At this week’s PCIM Asia event in Shanghai, researchers from Infineon Technologies, Fuji Electric Co, Ltd. and Vincotech GmbH focused on various aspects of IGBTs and power modules and were awarded best paper accolades. The papers presented a range of topics including the use of IGBTs to design switching power supplies meeting “platinum” efficiency standards, the implementation of a 1-MW solar power inverter using three-level IGBT modules in parallel, and the use of parasitic inductances to reduce switching losses in power modules.
“High Speed 5 IGBT Achieves Platinum Efficiency Standard in Commercial SMPS Applications,” was presented by Davide Chiola with Infineon Technologies. “Fast IGBTs have been proposed by several manufacturers as replacements for conventional or Super-junction MOSFETs due to the higher power handling capability and ultimately lower cost per Amp. However due to technological factors, there has always been only a limited utilization range where IGBTs offer both technical and commercial advantages compared to MOSFETs; for example, switching frequencies below about 100 kHz. The new High Speed 5 IGBT overcomes many of the technical limitations of previous fast IGBT generations, allowing an interesting possibilities such as ’plug and play’ replacement in several SMPS applications and topologies,” stated Chiola.
The paper presented a 300W “silver box” PC power supply reference design meeting the efficiency requirements of the 80 PLUS Platinum level as set by Energy Star. The High Speed 5 technology used in this design is the high speed version of a broader technology platform called “TRENCHSTOP™ 5″. It incorporates a further optimization of Infineon’s Trench Field Stop (TRENCHSTOP) concept that simultaneously reduces the switching losses as well as VCEsat. Finally, Chiola discussed the functionality of the device in different operating conditions of various hard switching and resonant topologies, highlighting advantages and limitations of an IGBT solution for SMPS.
Designing a “1-MW Solar Power Inverters using new Three-level IGBT Modules Connected in Parallel,” was the topic addressed by Kansuke Fujii with Fuji Electric Co., Ltd. The topology is three-level inverter using A-NPC IGBT modules connected in parallel. According to the authors, this transformerless design represents a “first” for solar power inverters implemented with Advanced Neutral-Point-Clamped (A-NPC) topology, which utilizes Reverse-Blocking IGBT (RB-IGBT) as a bi-directional switch for clamping of its AC output to the DC neutral point.
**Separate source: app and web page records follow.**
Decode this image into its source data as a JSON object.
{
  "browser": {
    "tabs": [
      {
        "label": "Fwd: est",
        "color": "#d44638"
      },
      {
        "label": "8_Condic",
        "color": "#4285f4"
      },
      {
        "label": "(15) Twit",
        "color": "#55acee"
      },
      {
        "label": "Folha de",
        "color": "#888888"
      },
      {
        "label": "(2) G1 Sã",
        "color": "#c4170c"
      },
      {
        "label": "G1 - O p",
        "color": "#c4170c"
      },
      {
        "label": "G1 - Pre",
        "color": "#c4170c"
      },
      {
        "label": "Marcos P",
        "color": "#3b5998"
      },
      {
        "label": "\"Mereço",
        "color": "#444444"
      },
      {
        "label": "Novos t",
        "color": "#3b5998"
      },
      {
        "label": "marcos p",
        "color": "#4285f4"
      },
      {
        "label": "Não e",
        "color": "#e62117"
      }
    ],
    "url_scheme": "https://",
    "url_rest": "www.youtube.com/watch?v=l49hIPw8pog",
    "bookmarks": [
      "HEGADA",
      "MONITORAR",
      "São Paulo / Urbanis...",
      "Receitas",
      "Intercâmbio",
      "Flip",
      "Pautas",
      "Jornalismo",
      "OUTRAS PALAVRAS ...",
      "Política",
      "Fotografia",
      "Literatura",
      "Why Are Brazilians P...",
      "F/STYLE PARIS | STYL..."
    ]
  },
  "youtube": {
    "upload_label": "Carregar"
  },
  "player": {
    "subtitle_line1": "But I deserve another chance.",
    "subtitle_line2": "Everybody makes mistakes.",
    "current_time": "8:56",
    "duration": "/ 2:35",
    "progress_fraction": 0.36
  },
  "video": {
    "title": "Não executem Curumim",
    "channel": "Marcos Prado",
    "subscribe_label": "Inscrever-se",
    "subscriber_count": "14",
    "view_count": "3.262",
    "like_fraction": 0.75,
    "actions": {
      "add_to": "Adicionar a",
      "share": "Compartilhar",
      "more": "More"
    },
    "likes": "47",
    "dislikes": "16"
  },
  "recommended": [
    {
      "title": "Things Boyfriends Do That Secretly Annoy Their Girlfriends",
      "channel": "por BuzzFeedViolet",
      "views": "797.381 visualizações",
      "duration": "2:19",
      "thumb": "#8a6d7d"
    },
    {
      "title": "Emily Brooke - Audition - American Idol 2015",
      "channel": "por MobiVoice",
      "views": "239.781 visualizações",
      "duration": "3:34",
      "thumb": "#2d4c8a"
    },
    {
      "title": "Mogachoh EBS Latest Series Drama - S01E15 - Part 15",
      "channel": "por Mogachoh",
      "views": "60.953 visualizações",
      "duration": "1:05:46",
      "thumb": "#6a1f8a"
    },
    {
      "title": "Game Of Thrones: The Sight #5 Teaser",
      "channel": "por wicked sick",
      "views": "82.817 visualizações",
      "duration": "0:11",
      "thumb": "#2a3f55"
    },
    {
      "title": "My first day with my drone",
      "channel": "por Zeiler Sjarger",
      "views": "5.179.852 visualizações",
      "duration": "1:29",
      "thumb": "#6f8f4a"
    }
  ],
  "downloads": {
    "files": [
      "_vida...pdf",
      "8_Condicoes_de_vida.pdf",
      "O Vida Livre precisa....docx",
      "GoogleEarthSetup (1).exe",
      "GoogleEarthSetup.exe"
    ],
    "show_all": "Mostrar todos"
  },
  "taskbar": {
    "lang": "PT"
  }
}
Reaching a maximum operating efficiency of 98.5%, this 1-MW inverter consists of four inverter units in an N+1 configuration. Due to the modular structure, the new inverter offers high levels of reliability and availability. Should one of the inverter modules fail, the unit can continue to deliver its rated 1-MW output power with the three remaining units. Independent control of each of the modules is a key feature enabling this N+ redundancy. This new PV inverter is designed for outdoor operation in installations ranging up to several tens of MW, it will be commercially available in October of this year.
Michael Frisch with Vincotech GmbH presented a discussion of “Asymmetrical Inductance Utilized for Switching Loss Reduction In Power Modules.” The new power module concept combines a low inductive turn off with the utilization of the parasitic inductance for a reduction of the turn on losses and the usage of three level switching circuits with the paralleling of fast switching components with components with low forward voltage drop.
According to the paper, increased inductance at turn on and ultra-low inductance at turn off is the new goal. This approach named “Asymmetrical Inductance” uses the parasitic inductance at turn-on and bypasses it during turn-off. A diode is used to direct the stored energy of the parasitic inductance during turn off to a capacitor. Several advantages are claimed for the new design including:
– Superior switching performance with standard silicon switches. The new circuit improves the efficiency without investing in advanced materials such as SiC or GaN.
– Reduced EMI: The increased turn on inductance reduces the peak current in the transistor. In other designs, this is the major source of EMI.
– Reduced voltage swing of the onboard capacitors. The onboard capacitors will not get discharged during turn on, the voltage swing and the dissipation in the capacitors is reduced.
– No bus bars required: Inductance in the DC-input is now welcome and will cause a further loss reduction at turn-on. In consequence the expensive laminated bus bars for a low inductive connection with the DC-capacitor bank are not required anymore. According to the authors, this might be the most significant advantage of the new approach.